10GBASE-LR – uses an SFP+, single-mode fiber cable with a 1310 nm laser. LR stands for “Long Range” since SMFs are known for covering up to 10 km of distance.
10GBASE-ER – also uses a single-mode fiber cable similar to 10GBASE-LR but can cover longer distances, thus the “Extended Range” stands for ER.
Copper-Based 10 GbE
When we say copper-based, twisted-pair cabling is what comes to mind, but 10 GbE also runs on twin-axial cabling and backplanes. 10BASE-T is a 10 GbE that makes use of twisted copper pair cables. Lower than Cat6 cables are typically not used on 10 GbE because of higher bandwidth and faster transmission requirements. Cat6 is not the most suitable for 10 GbE, but it still supports the standard, albeit on shorter distances maximizing at 55 meters. Cat6a is the better option with twice the frequency of Cat6 and delivering 10 Gbps of data up to 100 meters. Similarly, Cat7 cables are capable of supporting 10 GbE at 600MHz at a full 100 meters with reduced crosstalk because of their shielding. Newer switches with RJ45 interfaces are made available for Cat6 and Cat6a. Although these cables can still be used on SFP+ switches, it will require adapters at an additional cost.
Copper cables with SFP+ connectors, also known as Direct Attach Copper (DAC), are also out on the market for compatibility with SFP+ switches. 10GBASE-CR is an example of an SFP+ DAC 10 GbE cable and one of the most commonly used copper cables for 10 GbE. Double-twisted 10 GbE copper cable includes 10GBASE-CX4, 10GBASE-T, 10GBASE-KX4, and 10GBASE-KR supporting distances ranging 1 to 15 meters.
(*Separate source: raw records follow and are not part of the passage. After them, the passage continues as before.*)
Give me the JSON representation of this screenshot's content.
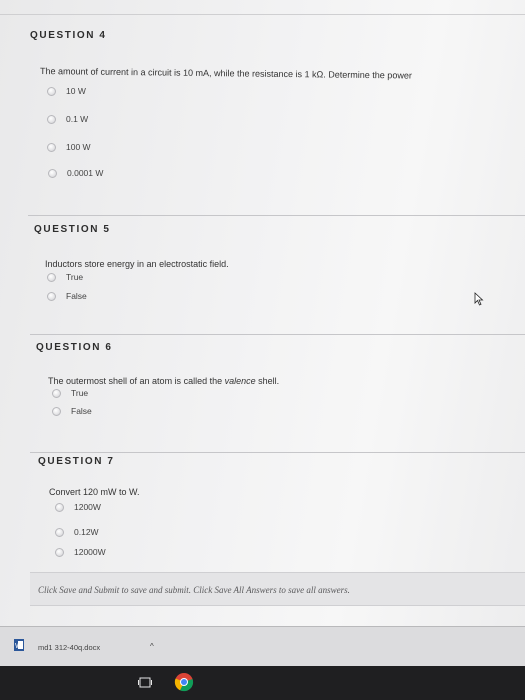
{
  "questions": [
    {
      "title": "QUESTION 4",
      "text": "The amount of current in a circuit is 10 mA, while the resistance is 1 kΩ. Determine the power",
      "options": [
        "10 W",
        "0.1 W",
        "100 W",
        "0.0001 W"
      ]
    },
    {
      "title": "QUESTION 5",
      "text": "Inductors store energy in an electrostatic field.",
      "options": [
        "True",
        "False"
      ]
    },
    {
      "title": "QUESTION 6",
      "text_before": "The outermost shell of an atom is called the ",
      "text_italic": "valence",
      "text_after": " shell.",
      "options": [
        "True",
        "False"
      ]
    },
    {
      "title": "QUESTION 7",
      "text": "Convert 120 mW to W.",
      "options": [
        "1200W",
        "0.12W",
        "12000W"
      ]
    }
  ],
  "submit_note": "Click Save and Submit to save and submit. Click Save All Answers to save all answers.",
  "download": {
    "file_name": "md1 312-40q.docx",
    "chevron": "^"
  },
  "icons": {
    "file": "word-document-icon",
    "cursor": "mouse-pointer-icon",
    "taskview": "task-view-icon",
    "browser": "chrome-icon"
  }
}
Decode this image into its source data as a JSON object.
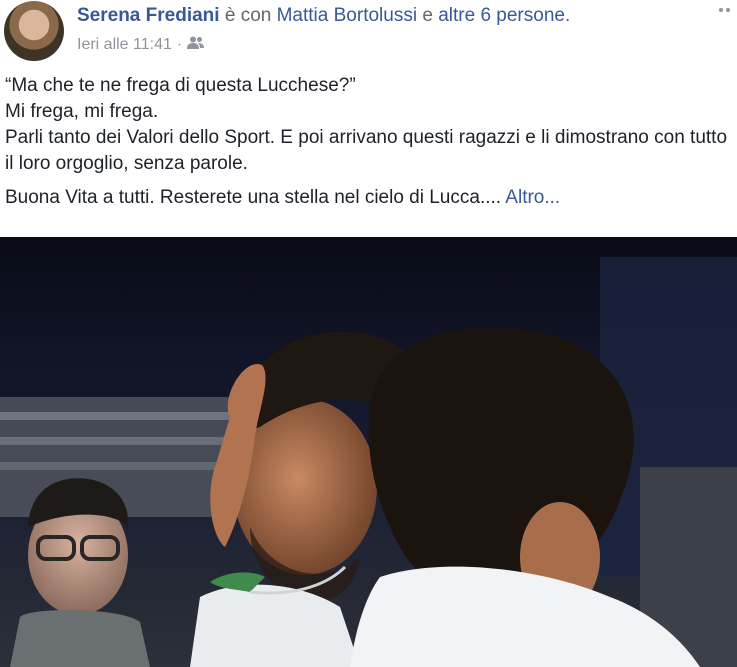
{
  "header": {
    "author": "Serena Frediani",
    "with_word": "è con",
    "tagged_person": "Mattia Bortolussi",
    "and_word": "e",
    "others_link": "altre 6 persone",
    "period": ".",
    "timestamp": "Ieri alle 11:41",
    "separator": "·",
    "audience_icon": "friends-icon"
  },
  "post": {
    "line1": "“Ma che te ne frega di questa Lucchese?”",
    "line2": "Mi frega, mi frega.",
    "line3": "Parli tanto dei Valori dello Sport. E poi arrivano questi ragazzi e li dimostrano con tutto il loro orgoglio, senza parole.",
    "line4": "Buona Vita a tutti. Resterete una stella nel cielo di Lucca....",
    "see_more": "Altro..."
  },
  "colors": {
    "link": "#385898",
    "text": "#1d2129",
    "meta": "#90949c"
  }
}
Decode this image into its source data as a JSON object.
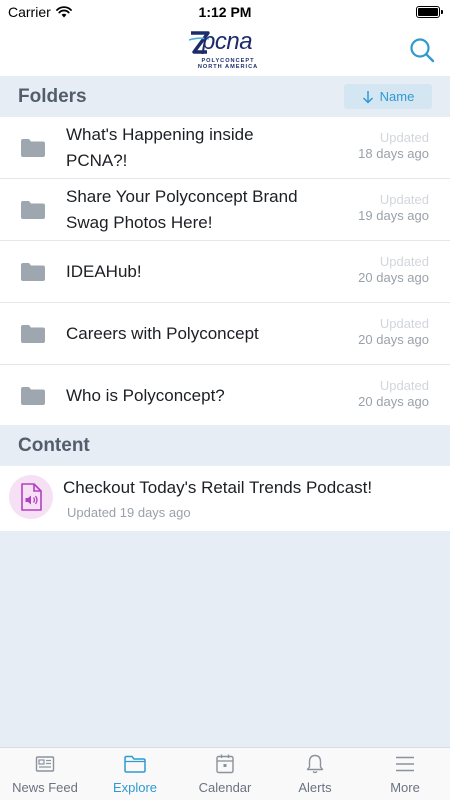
{
  "status_bar": {
    "carrier": "Carrier",
    "time": "1:12 PM"
  },
  "header": {
    "logo_wordmark": "pcna",
    "logo_line1": "POLYCONCEPT",
    "logo_line2": "NORTH AMERICA"
  },
  "folders_section": {
    "title": "Folders",
    "sort_label": "Name",
    "items": [
      {
        "name": "What's Happening inside PCNA?!",
        "updated_label": "Updated",
        "updated_age": "18 days ago"
      },
      {
        "name": "Share Your Polyconcept Brand Swag Photos Here!",
        "updated_label": "Updated",
        "updated_age": "19 days ago"
      },
      {
        "name": "IDEAHub!",
        "updated_label": "Updated",
        "updated_age": "20 days ago"
      },
      {
        "name": "Careers with Polyconcept",
        "updated_label": "Updated",
        "updated_age": "20 days ago"
      },
      {
        "name": "Who is Polyconcept?",
        "updated_label": "Updated",
        "updated_age": "20 days ago"
      }
    ]
  },
  "content_section": {
    "title": "Content",
    "items": [
      {
        "title": "Checkout Today's Retail Trends Podcast!",
        "updated": "Updated 19 days ago",
        "icon": "audio-file-icon"
      }
    ]
  },
  "tab_bar": {
    "tabs": [
      {
        "label": "News Feed",
        "icon": "newspaper-icon",
        "active": false
      },
      {
        "label": "Explore",
        "icon": "folder-icon",
        "active": true
      },
      {
        "label": "Calendar",
        "icon": "calendar-icon",
        "active": false
      },
      {
        "label": "Alerts",
        "icon": "bell-icon",
        "active": false
      },
      {
        "label": "More",
        "icon": "menu-icon",
        "active": false
      }
    ]
  },
  "colors": {
    "accent": "#2e9ad0",
    "section_bg": "#e7edf5",
    "brand_navy": "#1c2c6b",
    "audio_icon": "#b33fc4"
  }
}
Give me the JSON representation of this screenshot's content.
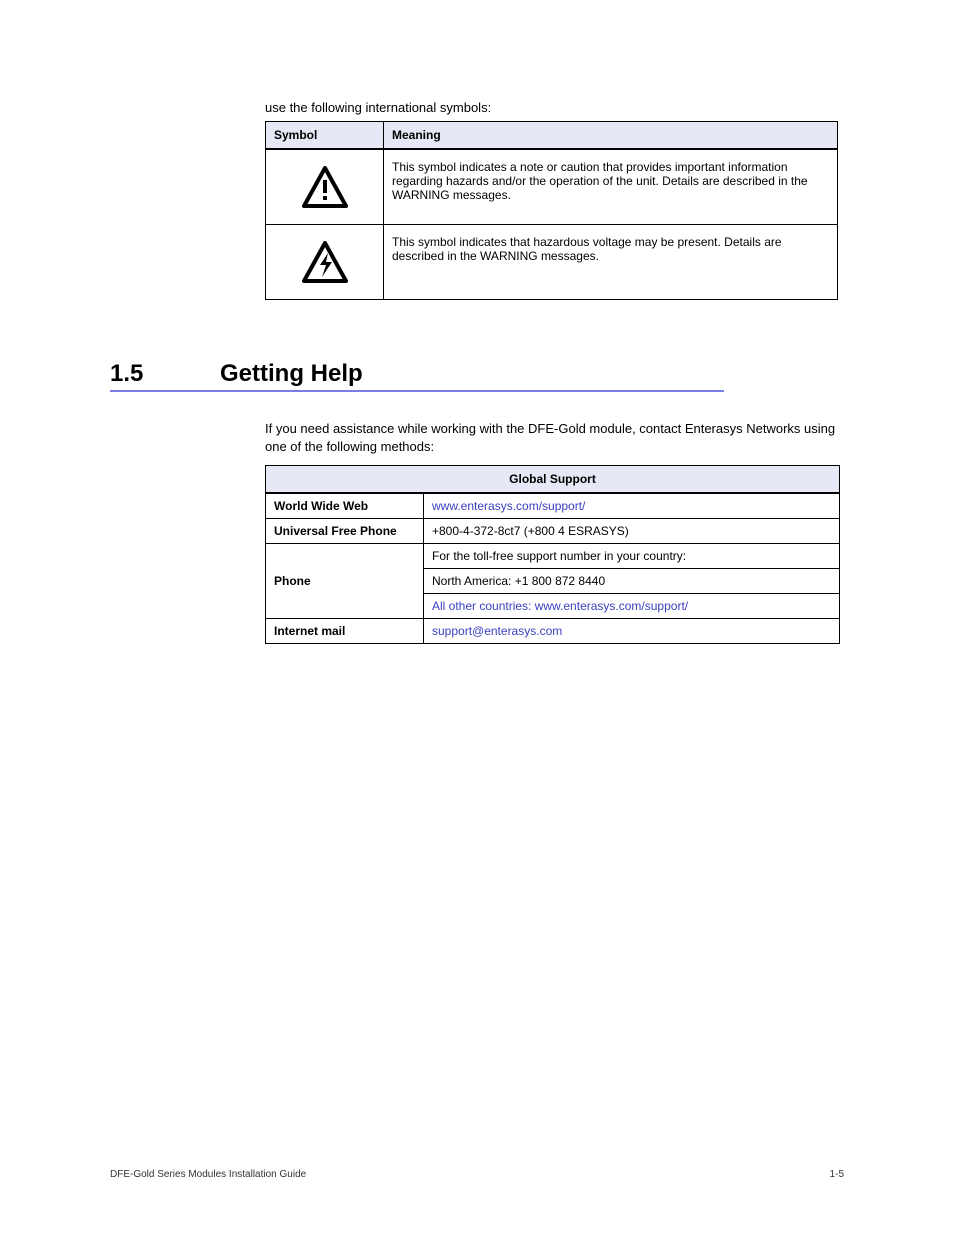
{
  "intro": "use the following international symbols:",
  "symTable": {
    "headers": [
      "Symbol",
      "Meaning"
    ],
    "rows": [
      {
        "meaning": "This symbol indicates a note or caution that provides important information regarding hazards and/or the operation of the unit. Details are described in the WARNING messages."
      },
      {
        "meaning": "This symbol indicates that hazardous voltage may be present. Details are described in the WARNING messages."
      }
    ]
  },
  "section": {
    "num": "1.5",
    "title": "Getting Help",
    "body": "If you need assistance while working with the DFE-Gold module, contact Enterasys Networks using one of the following methods:"
  },
  "contactTable": {
    "title": "Global Support",
    "rows": [
      {
        "label": "World Wide Web",
        "value": "www.enterasys.com/support/",
        "link": true
      },
      {
        "label": "Universal Free Phone",
        "value": "+800-4-372-8ct7 (+800 4 ESRASYS)"
      },
      {
        "label": "Phone",
        "value": "For the toll-free support number in your country:",
        "sub": [
          "North America: +1 800 872 8440",
          {
            "text": "All other countries: www.enterasys.com/support/",
            "link": true
          }
        ]
      },
      {
        "label": "Internet mail",
        "value": "support@enterasys.com",
        "link": true
      }
    ]
  },
  "footer": {
    "left": "DFE-Gold Series Modules Installation Guide",
    "right": "1-5"
  }
}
10 Gigabit Ethernet has a lot of standards under its umbrella, and it is not backward compatible with its predecessors. These often cause confusion on what cable to use. Although fiber and copper cables support 10 GbE, not all types can be utilized in this ultrafast Ethernet. Using an incorrect cable will greatly impact the network’s performance. Generally, the type of cable you need will depend on the type of network to be implemented. In summary, here are the different types of cables that best suit 10 GbE:
Multi-mode fiber cables – SFP+ fiber cables suitable for mid-range distances, reaching up to 400 m. For optimum performance, use OM3-OM5 cables.
Single-mode fiber cables – SFP+ fiber cables covering distances of up to 10 km.
SFP+ DAC – copper cables compatible with SFP+ interfaces, which are dominantly used in 10 GbE switches. Suitable for shorter distances, such as switches housed in the same rack or nearby racks.
10BASE-T – twisted pair cables Cat 6, Cat 6a, and Cat 7 for network infrastructures supporting RJ45 interfaces.